Bullet hell shooters are weird beasts in that, despite the name, shooting isn’t really the point of the game. Ghost Blade HD is no exception, as your ship is so ridiculous overpowered that you barely need look at where you are firing, with such a huge spread of bullets you can’t really miss. The trick is to look at your ship and weave around the enemy fire, and if you navigate the patterns of bullets for long enough, you will win.
In Ghost Blade’s easy mode, “long enough” is just over fifteen minutes, with five levels which last just a few minutes each. After that the game is one big high score chasing exercise with harder modes throwing different bullet patterns at your ship and requiring judicious use of smart bombs to clear the screen when it gets too frenetic.
Each stage is playable in a training mode, as is each boss battle, and there are a number of options to tweak the graphics, but that’s about it. You can bring a friend to the battle with local co-op, letting you choose between the three ships and their three firing patterns.
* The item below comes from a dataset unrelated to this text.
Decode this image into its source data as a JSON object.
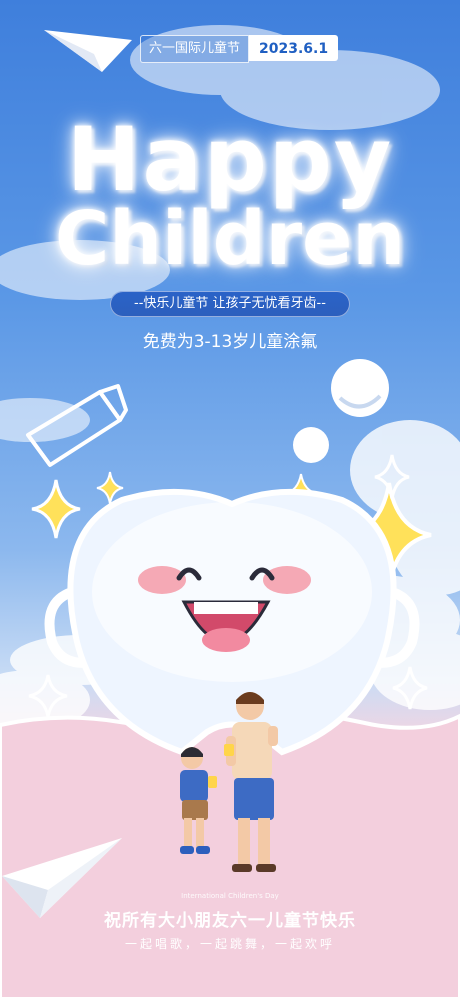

They also have a secondary fire mode which concentrates the shots but slows down your movement, oh, and a scantily clad female pilot.
Bullet patterns you encounter are quite standard with expanding rings, streams, and catherine wheel effects, and there is some variation in speed in size with larger bullets moving more slowly. Killing the enemies that fire larger bullets results in their bullets turning in to pick ups, causing you to indulge in some furious joystick wiggling as the thing you were moving away from becomes the thing you need to get to.
The weapon upgrades are rather disappointing. You can easily be at full power within seconds of starting the game and there are no further upgrades to pick up. Even if you die, your power ups handily floats around the screen till you respawn a second later so you you never really lose them.
It’s a colourful game with anime influences (see: scantily clad and totally pointless pictures of female pilots), and the music is fast paced and retro, but fits perfectly. However, the game has one huge missed opportunity, a throwback to the original game which was created for the Sega Saturn in 2015 – that isn’t a typo, by the way. Hucast Games created the game specifically for the old console and it’s now been ported to PS4. To keep the classic arcade style vertical scrolling feel the game plays in a narrow window on a modern widescreen television with huge borders, but in the options menu there is an option to go in to TATE mode.
This flips the screen ninety degrees, the idea being that you put your TV on it’s side and replicate the set up of an old arcade. That may be fine if you have a small CRT attached to a Dreamcast, as many had back in the day, but there’s no way I can spin my 52″ plasma on it’s side. Quite ridiculously, the developers have not added an option to rotate the controls the same way, so if you do engage TATE mode you get a wonderful full screen side scroller, but up is now forward, left is down, down is right, and right is up. It’s such a shame as the game looks superb running in full screen so I hope they could add rotated controls in a small patch.
Whilst fifteen minutes may seem an incredibly short time for a game to last these days, most arcade shoot ’em ups are short and barely last half an hour. There’s nothing really new or exciting in Ghost Blade HD, but it’s a solid entry to a genre that is almost non-existent on current consoles.
Version tested: Standard PS4